Many other instances of such expression of grief are found: that of Job, who ripped his sleeveless coat apart when advised of the death of his children (Job 1:20); his three pretended friends who, when they first saw him in his diseased state, put on a demonstration of grief by weeping, ripping their garments, and throwing dust into the air (Job 2:12); Joshua, after the defeat at Ai (Jos 7:6); the young man announcing King Saul’s death (2Sa 1:2); David, when given the false notice of the murder by Absalom of all his other sons (2Sa 13:30, 31); and King Hezekiah and his servants, who ripped apart their garments upon hearing the words spoken by Assyrian Rabshakeh against Jehovah and Jerusalem (Isa 37:1; 36:22). Queen Athaliah, seeing her usurpation of the throne coming to an end, also “ripped her garments apart and began crying: ‘Conspiracy! Conspiracy!’”—2Ki 11:14.
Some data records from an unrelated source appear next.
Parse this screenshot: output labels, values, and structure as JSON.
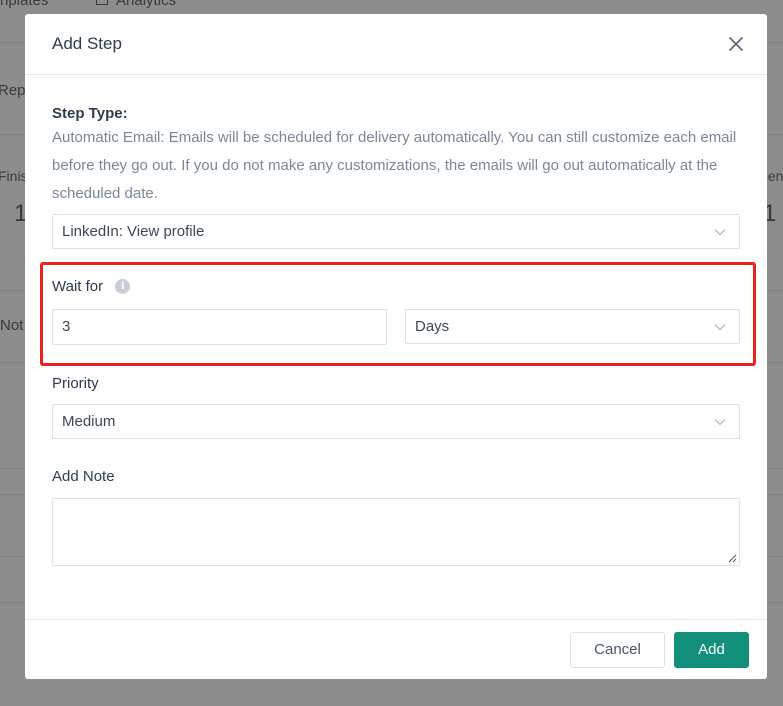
{
  "background": {
    "top_left": "nplates",
    "top_nav": "Analytics",
    "left_1": "Repo",
    "left_2": "Finis",
    "left_3": "1",
    "left_4": "Not",
    "right_1": "pen",
    "right_2": "1"
  },
  "modal": {
    "title": "Add Step",
    "step_type_label": "Step Type:",
    "step_type_description": "Automatic Email: Emails will be scheduled for delivery automatically. You can still customize each email before they go out. If you do not make any customizations, the emails will go out automatically at the scheduled date.",
    "step_type_value": "LinkedIn: View profile",
    "wait_for_label": "Wait for",
    "wait_for_value": "3",
    "wait_unit_value": "Days",
    "priority_label": "Priority",
    "priority_value": "Medium",
    "note_label": "Add Note",
    "note_value": "",
    "cancel_label": "Cancel",
    "add_label": "Add"
  },
  "colors": {
    "accent": "#12907b",
    "highlight": "#e8231b",
    "overlay": "#8d8d8d"
  }
}
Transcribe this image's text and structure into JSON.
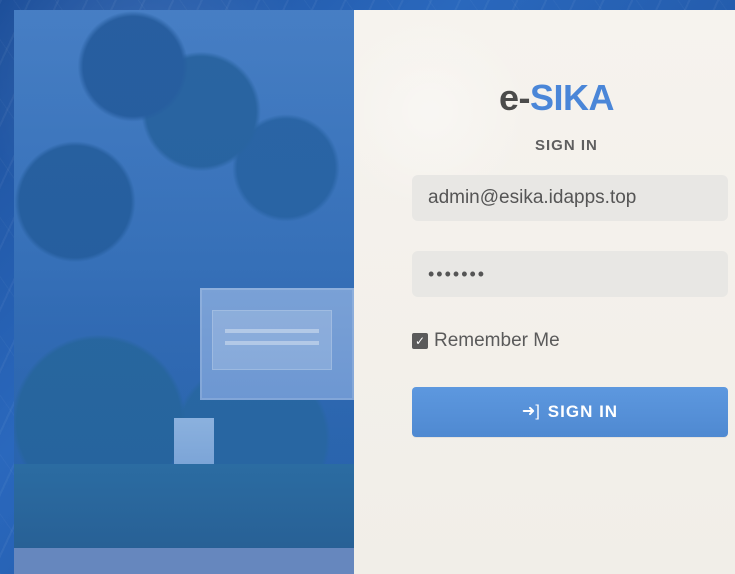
{
  "app": {
    "brand_prefix": "e-",
    "brand_suffix": "SIKA",
    "subtitle": "SIGN IN"
  },
  "form": {
    "email_value": "admin@esika.idapps.top",
    "password_masked": "•••••••",
    "remember_label": "Remember Me",
    "remember_checked": true,
    "submit_label": "SIGN IN",
    "submit_icon": "sign-in-icon"
  },
  "colors": {
    "accent": "#4a86d8",
    "text": "#4b4b4b",
    "input_bg": "#e8e7e4"
  }
}
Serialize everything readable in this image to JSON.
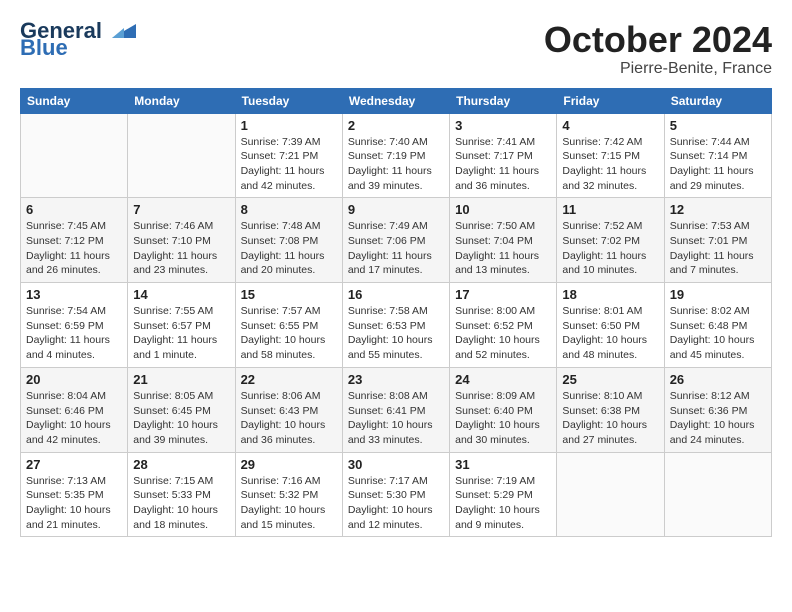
{
  "header": {
    "logo_line1": "General",
    "logo_line2": "Blue",
    "month": "October 2024",
    "location": "Pierre-Benite, France"
  },
  "weekdays": [
    "Sunday",
    "Monday",
    "Tuesday",
    "Wednesday",
    "Thursday",
    "Friday",
    "Saturday"
  ],
  "weeks": [
    [
      {
        "day": "",
        "detail": ""
      },
      {
        "day": "",
        "detail": ""
      },
      {
        "day": "1",
        "detail": "Sunrise: 7:39 AM\nSunset: 7:21 PM\nDaylight: 11 hours and 42 minutes."
      },
      {
        "day": "2",
        "detail": "Sunrise: 7:40 AM\nSunset: 7:19 PM\nDaylight: 11 hours and 39 minutes."
      },
      {
        "day": "3",
        "detail": "Sunrise: 7:41 AM\nSunset: 7:17 PM\nDaylight: 11 hours and 36 minutes."
      },
      {
        "day": "4",
        "detail": "Sunrise: 7:42 AM\nSunset: 7:15 PM\nDaylight: 11 hours and 32 minutes."
      },
      {
        "day": "5",
        "detail": "Sunrise: 7:44 AM\nSunset: 7:14 PM\nDaylight: 11 hours and 29 minutes."
      }
    ],
    [
      {
        "day": "6",
        "detail": "Sunrise: 7:45 AM\nSunset: 7:12 PM\nDaylight: 11 hours and 26 minutes."
      },
      {
        "day": "7",
        "detail": "Sunrise: 7:46 AM\nSunset: 7:10 PM\nDaylight: 11 hours and 23 minutes."
      },
      {
        "day": "8",
        "detail": "Sunrise: 7:48 AM\nSunset: 7:08 PM\nDaylight: 11 hours and 20 minutes."
      },
      {
        "day": "9",
        "detail": "Sunrise: 7:49 AM\nSunset: 7:06 PM\nDaylight: 11 hours and 17 minutes."
      },
      {
        "day": "10",
        "detail": "Sunrise: 7:50 AM\nSunset: 7:04 PM\nDaylight: 11 hours and 13 minutes."
      },
      {
        "day": "11",
        "detail": "Sunrise: 7:52 AM\nSunset: 7:02 PM\nDaylight: 11 hours and 10 minutes."
      },
      {
        "day": "12",
        "detail": "Sunrise: 7:53 AM\nSunset: 7:01 PM\nDaylight: 11 hours and 7 minutes."
      }
    ],
    [
      {
        "day": "13",
        "detail": "Sunrise: 7:54 AM\nSunset: 6:59 PM\nDaylight: 11 hours and 4 minutes."
      },
      {
        "day": "14",
        "detail": "Sunrise: 7:55 AM\nSunset: 6:57 PM\nDaylight: 11 hours and 1 minute."
      },
      {
        "day": "15",
        "detail": "Sunrise: 7:57 AM\nSunset: 6:55 PM\nDaylight: 10 hours and 58 minutes."
      },
      {
        "day": "16",
        "detail": "Sunrise: 7:58 AM\nSunset: 6:53 PM\nDaylight: 10 hours and 55 minutes."
      },
      {
        "day": "17",
        "detail": "Sunrise: 8:00 AM\nSunset: 6:52 PM\nDaylight: 10 hours and 52 minutes."
      },
      {
        "day": "18",
        "detail": "Sunrise: 8:01 AM\nSunset: 6:50 PM\nDaylight: 10 hours and 48 minutes."
      },
      {
        "day": "19",
        "detail": "Sunrise: 8:02 AM\nSunset: 6:48 PM\nDaylight: 10 hours and 45 minutes."
      }
    ],
    [
      {
        "day": "20",
        "detail": "Sunrise: 8:04 AM\nSunset: 6:46 PM\nDaylight: 10 hours and 42 minutes."
      },
      {
        "day": "21",
        "detail": "Sunrise: 8:05 AM\nSunset: 6:45 PM\nDaylight: 10 hours and 39 minutes."
      },
      {
        "day": "22",
        "detail": "Sunrise: 8:06 AM\nSunset: 6:43 PM\nDaylight: 10 hours and 36 minutes."
      },
      {
        "day": "23",
        "detail": "Sunrise: 8:08 AM\nSunset: 6:41 PM\nDaylight: 10 hours and 33 minutes."
      },
      {
        "day": "24",
        "detail": "Sunrise: 8:09 AM\nSunset: 6:40 PM\nDaylight: 10 hours and 30 minutes."
      },
      {
        "day": "25",
        "detail": "Sunrise: 8:10 AM\nSunset: 6:38 PM\nDaylight: 10 hours and 27 minutes."
      },
      {
        "day": "26",
        "detail": "Sunrise: 8:12 AM\nSunset: 6:36 PM\nDaylight: 10 hours and 24 minutes."
      }
    ],
    [
      {
        "day": "27",
        "detail": "Sunrise: 7:13 AM\nSunset: 5:35 PM\nDaylight: 10 hours and 21 minutes."
      },
      {
        "day": "28",
        "detail": "Sunrise: 7:15 AM\nSunset: 5:33 PM\nDaylight: 10 hours and 18 minutes."
      },
      {
        "day": "29",
        "detail": "Sunrise: 7:16 AM\nSunset: 5:32 PM\nDaylight: 10 hours and 15 minutes."
      },
      {
        "day": "30",
        "detail": "Sunrise: 7:17 AM\nSunset: 5:30 PM\nDaylight: 10 hours and 12 minutes."
      },
      {
        "day": "31",
        "detail": "Sunrise: 7:19 AM\nSunset: 5:29 PM\nDaylight: 10 hours and 9 minutes."
      },
      {
        "day": "",
        "detail": ""
      },
      {
        "day": "",
        "detail": ""
      }
    ]
  ]
}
In the twilight of the history of the kingdom of Judah, the insensibility of the hardened hearts of King Jehoiakim and his princes is noted in the fact that when Jeremiah’s prophecy, which warned of Jehovah’s judgments, had been read to them, they felt no dread and did not “rip their garments apart.”—Jer 36:24.
However, showing that such outward demonstration might be hypocritical or at least insincere and that it had no value unless the person’s grief was genuine, Jehovah spoke to the people of Judah through the prophet Joel and said to them: “Rip apart your hearts, and not your garments; and come back to Jehovah your God.”—Joe 2:13.
Later, High Priest Caiaphas affected great indignation and outrage by ripping his garments over Jesus’ admission that he was the Son of God. (Mt 26:65) By contrast, Paul and Barnabas, as Christian followers of Jesus, showed sincere dismay and anguish by ripping their outer garments apart when they saw that the people of Lystra were about to worship them as gods.—Ac 14:8-18.
The Law required a leper to wear a torn garment (Le 13:45), perhaps because of the Hebrew association of leprosy with death, reflected in such accounts as Miriam’s being referred to as “like someone dead” after being struck with the dread disease. (Nu 12:12) So the leprous one was obligated to wear distinguishing garb, in effect mourning for himself as among the ‘living dead.’
Symbolic Use. Clothing was also torn on occasion for symbolic reasons, as when Ahijah the prophet ripped the garment he was wearing into 12 pieces and told Jeroboam to take 10 of them, thereby representing the division of Solomon’s kingdom. (1Ki 11:29-39) Similarly Samuel illustrated Jehovah’s rejection of Saul’s house by his reference to Samuel’s sleeveless coat that had been ripped from Saul’s grasp.—1Sa 15:26-28.